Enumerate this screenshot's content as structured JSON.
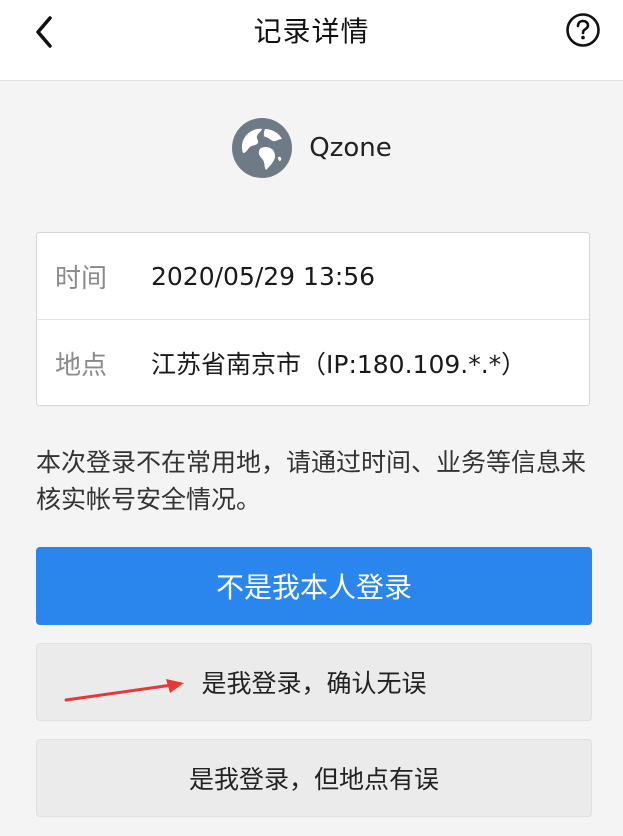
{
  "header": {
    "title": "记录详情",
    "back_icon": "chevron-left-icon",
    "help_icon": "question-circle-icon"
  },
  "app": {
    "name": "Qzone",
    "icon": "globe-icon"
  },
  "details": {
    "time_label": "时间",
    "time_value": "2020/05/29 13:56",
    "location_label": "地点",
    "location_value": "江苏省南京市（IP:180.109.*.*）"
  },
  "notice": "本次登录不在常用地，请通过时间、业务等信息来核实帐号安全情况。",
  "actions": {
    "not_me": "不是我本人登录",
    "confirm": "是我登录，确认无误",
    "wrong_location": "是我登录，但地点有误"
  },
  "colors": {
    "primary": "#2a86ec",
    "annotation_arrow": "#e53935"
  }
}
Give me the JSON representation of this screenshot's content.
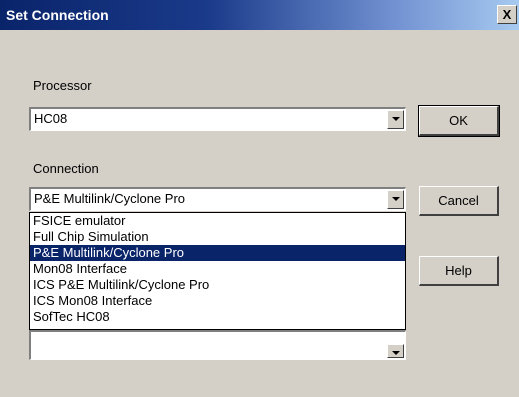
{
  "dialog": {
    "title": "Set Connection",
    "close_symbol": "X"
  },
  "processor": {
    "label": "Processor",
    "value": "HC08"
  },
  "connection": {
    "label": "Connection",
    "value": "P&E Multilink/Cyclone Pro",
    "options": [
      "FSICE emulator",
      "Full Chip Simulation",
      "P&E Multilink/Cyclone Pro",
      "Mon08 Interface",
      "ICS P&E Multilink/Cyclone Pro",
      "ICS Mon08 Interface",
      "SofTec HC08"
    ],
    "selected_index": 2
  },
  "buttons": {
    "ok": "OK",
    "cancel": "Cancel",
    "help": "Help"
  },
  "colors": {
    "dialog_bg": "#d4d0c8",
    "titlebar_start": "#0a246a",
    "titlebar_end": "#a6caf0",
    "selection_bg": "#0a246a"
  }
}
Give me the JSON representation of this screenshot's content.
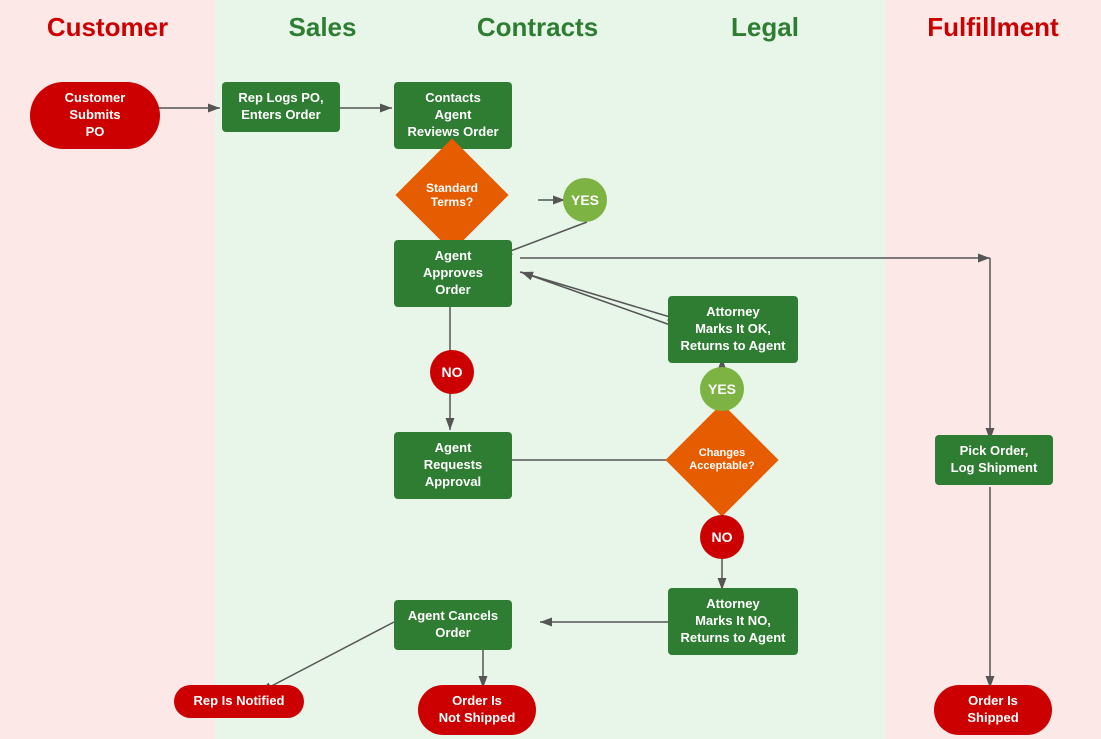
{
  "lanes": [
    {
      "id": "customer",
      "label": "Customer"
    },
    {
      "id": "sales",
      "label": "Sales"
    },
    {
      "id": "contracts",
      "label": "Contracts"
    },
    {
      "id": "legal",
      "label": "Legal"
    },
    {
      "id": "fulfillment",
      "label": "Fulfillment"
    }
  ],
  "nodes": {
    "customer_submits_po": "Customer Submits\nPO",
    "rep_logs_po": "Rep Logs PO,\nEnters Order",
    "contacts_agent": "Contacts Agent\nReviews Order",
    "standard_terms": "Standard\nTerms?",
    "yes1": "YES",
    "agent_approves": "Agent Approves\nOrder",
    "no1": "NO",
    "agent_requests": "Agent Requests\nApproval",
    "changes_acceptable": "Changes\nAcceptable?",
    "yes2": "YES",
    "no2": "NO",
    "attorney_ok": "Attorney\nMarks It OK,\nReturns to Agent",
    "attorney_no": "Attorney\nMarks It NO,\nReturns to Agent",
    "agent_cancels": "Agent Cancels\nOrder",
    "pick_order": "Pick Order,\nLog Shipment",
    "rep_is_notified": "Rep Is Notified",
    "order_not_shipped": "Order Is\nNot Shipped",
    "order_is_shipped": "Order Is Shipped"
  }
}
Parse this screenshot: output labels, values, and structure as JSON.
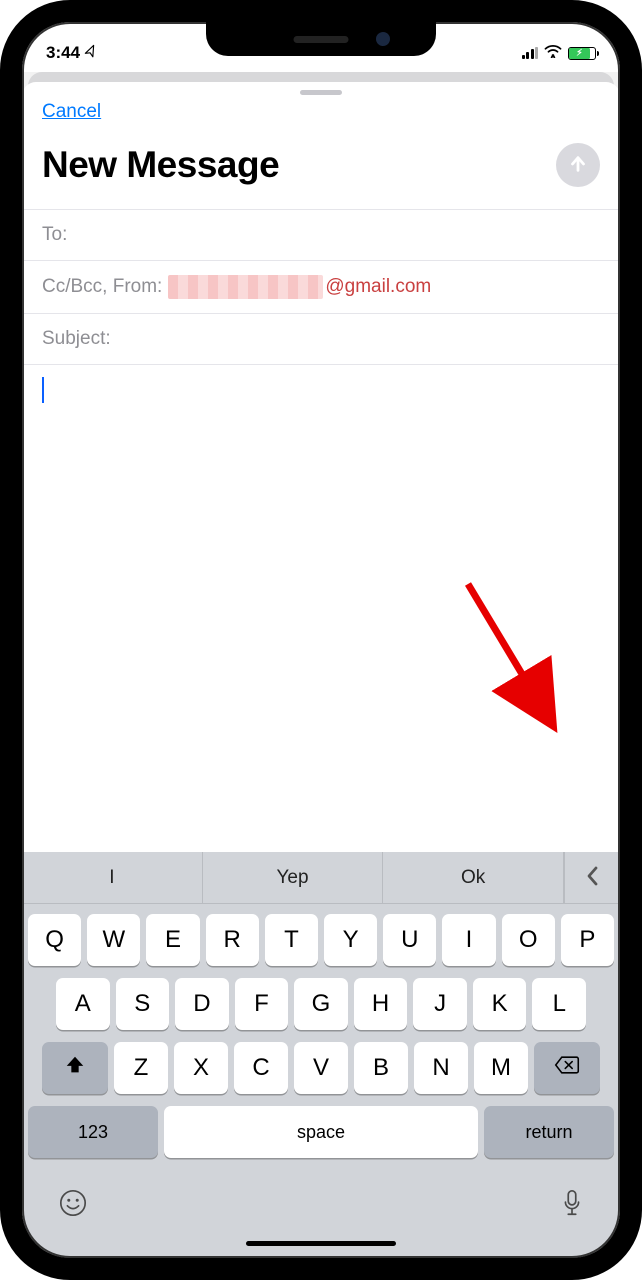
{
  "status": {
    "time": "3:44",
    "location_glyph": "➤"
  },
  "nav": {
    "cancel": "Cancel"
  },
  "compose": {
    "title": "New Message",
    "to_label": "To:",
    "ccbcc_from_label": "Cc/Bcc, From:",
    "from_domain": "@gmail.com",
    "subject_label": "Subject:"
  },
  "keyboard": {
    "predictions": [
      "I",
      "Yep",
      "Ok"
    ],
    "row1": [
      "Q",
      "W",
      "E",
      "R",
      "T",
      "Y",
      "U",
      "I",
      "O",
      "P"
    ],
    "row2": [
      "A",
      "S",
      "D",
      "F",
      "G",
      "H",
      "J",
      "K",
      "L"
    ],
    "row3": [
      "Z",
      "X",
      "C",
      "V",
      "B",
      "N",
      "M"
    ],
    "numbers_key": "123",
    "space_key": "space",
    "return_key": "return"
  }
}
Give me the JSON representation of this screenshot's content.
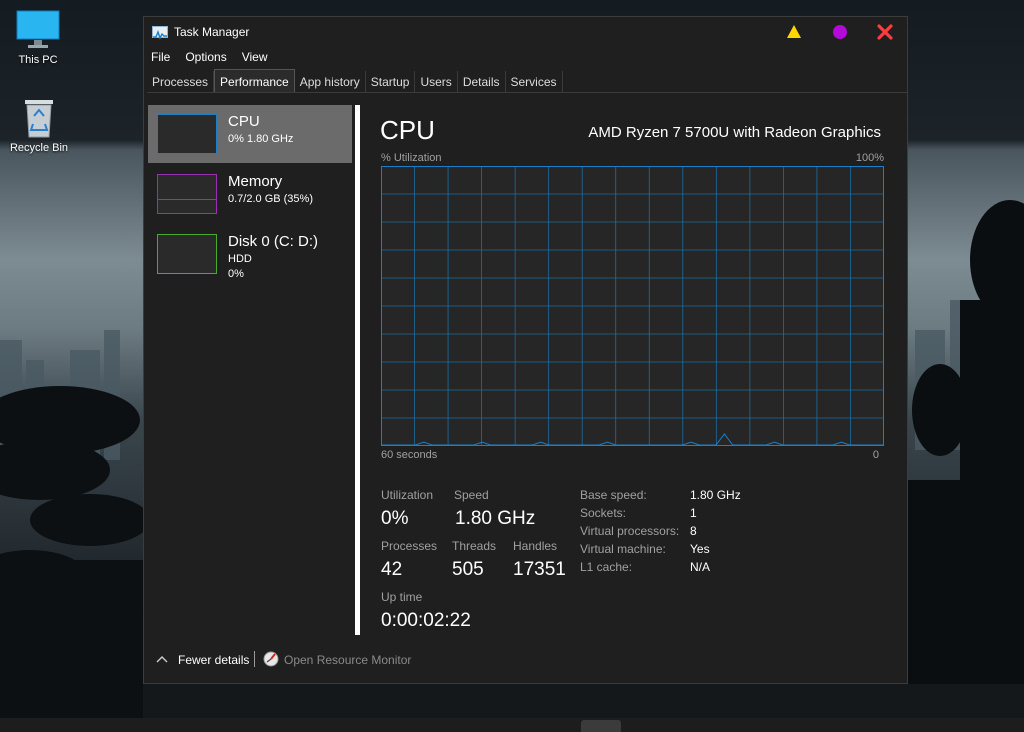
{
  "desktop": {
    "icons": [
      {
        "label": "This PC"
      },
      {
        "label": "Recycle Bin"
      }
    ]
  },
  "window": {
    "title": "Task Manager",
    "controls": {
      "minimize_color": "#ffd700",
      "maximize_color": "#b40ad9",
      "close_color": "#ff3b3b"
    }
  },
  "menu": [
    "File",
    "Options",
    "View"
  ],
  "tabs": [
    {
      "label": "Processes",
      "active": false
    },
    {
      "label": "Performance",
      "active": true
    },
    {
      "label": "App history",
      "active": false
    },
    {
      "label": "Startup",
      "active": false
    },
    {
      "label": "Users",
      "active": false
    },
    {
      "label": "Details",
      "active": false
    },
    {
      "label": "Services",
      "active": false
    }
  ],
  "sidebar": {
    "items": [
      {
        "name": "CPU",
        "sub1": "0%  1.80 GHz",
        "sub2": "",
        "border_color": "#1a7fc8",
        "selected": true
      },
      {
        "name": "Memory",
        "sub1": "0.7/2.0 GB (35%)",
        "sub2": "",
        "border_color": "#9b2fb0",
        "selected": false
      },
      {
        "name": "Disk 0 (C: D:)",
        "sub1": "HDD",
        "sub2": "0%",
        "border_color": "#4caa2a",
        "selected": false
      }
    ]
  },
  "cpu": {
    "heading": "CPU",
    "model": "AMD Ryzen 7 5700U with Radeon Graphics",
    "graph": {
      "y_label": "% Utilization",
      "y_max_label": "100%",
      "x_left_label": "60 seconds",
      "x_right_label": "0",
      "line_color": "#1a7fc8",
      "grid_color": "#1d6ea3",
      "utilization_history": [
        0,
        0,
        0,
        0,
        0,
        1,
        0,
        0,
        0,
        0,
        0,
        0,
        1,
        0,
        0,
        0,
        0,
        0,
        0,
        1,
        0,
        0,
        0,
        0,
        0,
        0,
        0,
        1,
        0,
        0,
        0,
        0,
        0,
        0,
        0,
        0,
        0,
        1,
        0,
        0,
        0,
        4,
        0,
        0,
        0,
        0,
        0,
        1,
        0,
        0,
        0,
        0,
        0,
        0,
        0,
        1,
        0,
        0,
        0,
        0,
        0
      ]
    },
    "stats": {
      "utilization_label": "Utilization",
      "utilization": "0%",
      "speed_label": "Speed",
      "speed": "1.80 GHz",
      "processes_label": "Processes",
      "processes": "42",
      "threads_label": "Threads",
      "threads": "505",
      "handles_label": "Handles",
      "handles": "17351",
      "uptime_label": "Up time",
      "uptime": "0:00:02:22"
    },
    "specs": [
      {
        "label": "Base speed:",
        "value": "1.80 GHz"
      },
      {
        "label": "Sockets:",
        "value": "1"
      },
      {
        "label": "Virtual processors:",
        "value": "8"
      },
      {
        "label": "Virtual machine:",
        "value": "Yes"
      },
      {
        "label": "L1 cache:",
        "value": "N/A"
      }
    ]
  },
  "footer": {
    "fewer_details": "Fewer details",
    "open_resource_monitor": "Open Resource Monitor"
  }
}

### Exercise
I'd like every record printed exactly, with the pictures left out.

### Expected output
Enumerate this screenshot's content as structured JSON.
{
  "header": {
    "title": "记录详情",
    "back_icon": "chevron-left-icon",
    "help_icon": "question-circle-icon"
  },
  "app": {
    "name": "Qzone",
    "icon": "globe-icon"
  },
  "details": {
    "time_label": "时间",
    "time_value": "2020/05/29 13:56",
    "location_label": "地点",
    "location_value": "江苏省南京市（IP:180.109.*.*）"
  },
  "notice": "本次登录不在常用地，请通过时间、业务等信息来核实帐号安全情况。",
  "actions": {
    "not_me": "不是我本人登录",
    "confirm": "是我登录，确认无误",
    "wrong_location": "是我登录，但地点有误"
  },
  "colors": {
    "primary": "#2a86ec",
    "annotation_arrow": "#e53935"
  }
}
Give me the JSON representation of this screenshot's content.
{
  "dialog": {
    "title": "Set Connection",
    "close_symbol": "X"
  },
  "processor": {
    "label": "Processor",
    "value": "HC08"
  },
  "connection": {
    "label": "Connection",
    "value": "P&E Multilink/Cyclone Pro",
    "options": [
      "FSICE emulator",
      "Full Chip Simulation",
      "P&E Multilink/Cyclone Pro",
      "Mon08 Interface",
      "ICS P&E Multilink/Cyclone Pro",
      "ICS Mon08 Interface",
      "SofTec HC08"
    ],
    "selected_index": 2
  },
  "buttons": {
    "ok": "OK",
    "cancel": "Cancel",
    "help": "Help"
  },
  "colors": {
    "dialog_bg": "#d4d0c8",
    "titlebar_start": "#0a246a",
    "titlebar_end": "#a6caf0",
    "selection_bg": "#0a246a"
  }
}
Give me the JSON representation of this screenshot's content.
{
  "lanes": [
    {
      "id": "customer",
      "label": "Customer"
    },
    {
      "id": "sales",
      "label": "Sales"
    },
    {
      "id": "contracts",
      "label": "Contracts"
    },
    {
      "id": "legal",
      "label": "Legal"
    },
    {
      "id": "fulfillment",
      "label": "Fulfillment"
    }
  ],
  "nodes": {
    "customer_submits_po": "Customer Submits\nPO",
    "rep_logs_po": "Rep Logs PO,\nEnters Order",
    "contacts_agent": "Contacts Agent\nReviews Order",
    "standard_terms": "Standard\nTerms?",
    "yes1": "YES",
    "agent_approves": "Agent Approves\nOrder",
    "no1": "NO",
    "agent_requests": "Agent Requests\nApproval",
    "changes_acceptable": "Changes\nAcceptable?",
    "yes2": "YES",
    "no2": "NO",
    "attorney_ok": "Attorney\nMarks It OK,\nReturns to Agent",
    "attorney_no": "Attorney\nMarks It NO,\nReturns to Agent",
    "agent_cancels": "Agent Cancels\nOrder",
    "pick_order": "Pick Order,\nLog Shipment",
    "rep_is_notified": "Rep Is Notified",
    "order_not_shipped": "Order Is\nNot Shipped",
    "order_is_shipped": "Order Is Shipped"
  }
}
Parse this screenshot: output labels, values, and structure as JSON.
{
  "status": {
    "time": "3:44",
    "location_glyph": "➤"
  },
  "nav": {
    "cancel": "Cancel"
  },
  "compose": {
    "title": "New Message",
    "to_label": "To:",
    "ccbcc_from_label": "Cc/Bcc, From:",
    "from_domain": "@gmail.com",
    "subject_label": "Subject:"
  },
  "keyboard": {
    "predictions": [
      "I",
      "Yep",
      "Ok"
    ],
    "row1": [
      "Q",
      "W",
      "E",
      "R",
      "T",
      "Y",
      "U",
      "I",
      "O",
      "P"
    ],
    "row2": [
      "A",
      "S",
      "D",
      "F",
      "G",
      "H",
      "J",
      "K",
      "L"
    ],
    "row3": [
      "Z",
      "X",
      "C",
      "V",
      "B",
      "N",
      "M"
    ],
    "numbers_key": "123",
    "space_key": "space",
    "return_key": "return"
  }
}
Give me the JSON representation of this screenshot's content.
{
  "desktop": {
    "icons": [
      {
        "label": "This PC"
      },
      {
        "label": "Recycle Bin"
      }
    ]
  },
  "window": {
    "title": "Task Manager",
    "controls": {
      "minimize_color": "#ffd700",
      "maximize_color": "#b40ad9",
      "close_color": "#ff3b3b"
    }
  },
  "menu": [
    "File",
    "Options",
    "View"
  ],
  "tabs": [
    {
      "label": "Processes",
      "active": false
    },
    {
      "label": "Performance",
      "active": true
    },
    {
      "label": "App history",
      "active": false
    },
    {
      "label": "Startup",
      "active": false
    },
    {
      "label": "Users",
      "active": false
    },
    {
      "label": "Details",
      "active": false
    },
    {
      "label": "Services",
      "active": false
    }
  ],
  "sidebar": {
    "items": [
      {
        "name": "CPU",
        "sub1": "0%  1.80 GHz",
        "sub2": "",
        "border_color": "#1a7fc8",
        "selected": true
      },
      {
        "name": "Memory",
        "sub1": "0.7/2.0 GB (35%)",
        "sub2": "",
        "border_color": "#9b2fb0",
        "selected": false
      },
      {
        "name": "Disk 0 (C: D:)",
        "sub1": "HDD",
        "sub2": "0%",
        "border_color": "#4caa2a",
        "selected": false
      }
    ]
  },
  "cpu": {
    "heading": "CPU",
    "model": "AMD Ryzen 7 5700U with Radeon Graphics",
    "graph": {
      "y_label": "% Utilization",
      "y_max_label": "100%",
      "x_left_label": "60 seconds",
      "x_right_label": "0",
      "line_color": "#1a7fc8",
      "grid_color": "#1d6ea3",
      "utilization_history": [
        0,
        0,
        0,
        0,
        0,
        1,
        0,
        0,
        0,
        0,
        0,
        0,
        1,
        0,
        0,
        0,
        0,
        0,
        0,
        1,
        0,
        0,
        0,
        0,
        0,
        0,
        0,
        1,
        0,
        0,
        0,
        0,
        0,
        0,
        0,
        0,
        0,
        1,
        0,
        0,
        0,
        4,
        0,
        0,
        0,
        0,
        0,
        1,
        0,
        0,
        0,
        0,
        0,
        0,
        0,
        1,
        0,
        0,
        0,
        0,
        0
      ]
    },
    "stats": {
      "utilization_label": "Utilization",
      "utilization": "0%",
      "speed_label": "Speed",
      "speed": "1.80 GHz",
      "processes_label": "Processes",
      "processes": "42",
      "threads_label": "Threads",
      "threads": "505",
      "handles_label": "Handles",
      "handles": "17351",
      "uptime_label": "Up time",
      "uptime": "0:00:02:22"
    },
    "specs": [
      {
        "label": "Base speed:",
        "value": "1.80 GHz"
      },
      {
        "label": "Sockets:",
        "value": "1"
      },
      {
        "label": "Virtual processors:",
        "value": "8"
      },
      {
        "label": "Virtual machine:",
        "value": "Yes"
      },
      {
        "label": "L1 cache:",
        "value": "N/A"
      }
    ]
  },
  "footer": {
    "fewer_details": "Fewer details",
    "open_resource_monitor": "Open Resource Monitor"
  }
}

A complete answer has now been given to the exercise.